The European Space Agency's Rosetta probe is set to make history by landing its robot craft Philae on a comet, SIA reports.
The lander separated from Rosetta earlier on Wednesday and headed towards the surface of the comet Churyumov-Gerasimenko 67P which is moving at the speed of more than 80,000 miles (128,747 kilometers) per hour.
ESA tweeted: "SEPARATION CONFIRMED, Safe journey Philae2014."
The probe has covered a distance of approximately 3.7 billion miles (six billion kilometers) and is now 10 years into its mission.
The Philae lander is scheduled to touch down at 10.35 a.m. (EST) on Wednesday and confirmation is expected at 11:03 a.m. after ground controllers in Darmstadt, Germany, gave it the green light to part from its mothership and start a nail-biting seven-hour descent.
Watch the Webcast live from mission control and follow the updates at http://rosetta.esa.int/
The probe's touchdown is the most critical part of the mission, Stephan Ulamec, a senior manager at ESA posted online.
According to the official Rosetta blog at blogs.esa.int/rosetta/ ,Philae could miss its landing site and crash into rocks or cliffs on the comet's surface if there are any errors.
The agency’s senior science advisor Mark McCaughrean said: "Everyone's nervous, everyone's on tenterhooks, but we know the risk is worth taking.
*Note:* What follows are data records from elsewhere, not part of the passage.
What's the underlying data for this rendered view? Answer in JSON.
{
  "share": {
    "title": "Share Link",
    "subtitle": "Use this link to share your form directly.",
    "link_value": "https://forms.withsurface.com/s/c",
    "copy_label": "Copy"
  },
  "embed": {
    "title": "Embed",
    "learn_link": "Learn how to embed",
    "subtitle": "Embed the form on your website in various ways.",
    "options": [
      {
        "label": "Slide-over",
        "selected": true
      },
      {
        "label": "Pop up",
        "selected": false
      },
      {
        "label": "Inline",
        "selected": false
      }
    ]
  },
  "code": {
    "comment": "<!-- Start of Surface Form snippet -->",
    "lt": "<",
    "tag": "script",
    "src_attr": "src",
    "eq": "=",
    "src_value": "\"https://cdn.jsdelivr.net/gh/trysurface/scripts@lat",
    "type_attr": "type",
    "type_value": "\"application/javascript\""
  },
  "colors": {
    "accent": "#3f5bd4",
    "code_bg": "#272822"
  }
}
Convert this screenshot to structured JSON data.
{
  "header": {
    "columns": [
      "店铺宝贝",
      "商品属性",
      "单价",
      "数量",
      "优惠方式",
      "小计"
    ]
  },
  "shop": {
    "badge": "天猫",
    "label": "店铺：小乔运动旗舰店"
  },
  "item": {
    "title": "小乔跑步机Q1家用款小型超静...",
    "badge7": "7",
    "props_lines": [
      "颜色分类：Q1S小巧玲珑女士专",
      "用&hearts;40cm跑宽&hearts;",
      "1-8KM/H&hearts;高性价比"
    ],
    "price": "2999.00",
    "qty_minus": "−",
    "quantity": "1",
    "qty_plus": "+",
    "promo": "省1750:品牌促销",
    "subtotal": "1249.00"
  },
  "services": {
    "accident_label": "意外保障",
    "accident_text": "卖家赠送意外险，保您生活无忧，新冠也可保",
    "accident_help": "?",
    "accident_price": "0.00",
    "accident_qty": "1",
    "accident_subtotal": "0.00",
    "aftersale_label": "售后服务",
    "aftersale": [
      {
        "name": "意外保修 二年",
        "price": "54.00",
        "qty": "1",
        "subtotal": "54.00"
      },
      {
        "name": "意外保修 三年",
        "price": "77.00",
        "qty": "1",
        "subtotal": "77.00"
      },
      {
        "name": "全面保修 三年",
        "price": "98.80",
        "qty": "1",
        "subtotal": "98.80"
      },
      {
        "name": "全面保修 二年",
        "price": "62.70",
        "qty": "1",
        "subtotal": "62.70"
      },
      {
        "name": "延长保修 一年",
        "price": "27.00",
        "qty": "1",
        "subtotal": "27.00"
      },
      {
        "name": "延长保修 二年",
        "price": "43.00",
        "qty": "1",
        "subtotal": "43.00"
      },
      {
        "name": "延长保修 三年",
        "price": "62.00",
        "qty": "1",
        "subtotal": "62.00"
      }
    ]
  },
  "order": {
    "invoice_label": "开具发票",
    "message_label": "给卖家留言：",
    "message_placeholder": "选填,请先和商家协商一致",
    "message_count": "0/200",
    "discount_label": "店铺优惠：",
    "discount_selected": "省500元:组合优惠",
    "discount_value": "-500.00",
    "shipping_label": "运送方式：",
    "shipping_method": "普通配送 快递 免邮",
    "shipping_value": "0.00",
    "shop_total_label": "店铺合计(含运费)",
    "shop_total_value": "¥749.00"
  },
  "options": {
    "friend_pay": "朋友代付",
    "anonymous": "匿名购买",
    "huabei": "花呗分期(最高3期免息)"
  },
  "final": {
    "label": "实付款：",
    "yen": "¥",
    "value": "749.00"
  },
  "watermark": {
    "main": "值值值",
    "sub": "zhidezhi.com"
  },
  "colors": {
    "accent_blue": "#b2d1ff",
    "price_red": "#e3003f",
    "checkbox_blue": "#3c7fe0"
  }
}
The rewards are enormous.
"You won't get anything without taking risks. Exploration is all about going to the limits."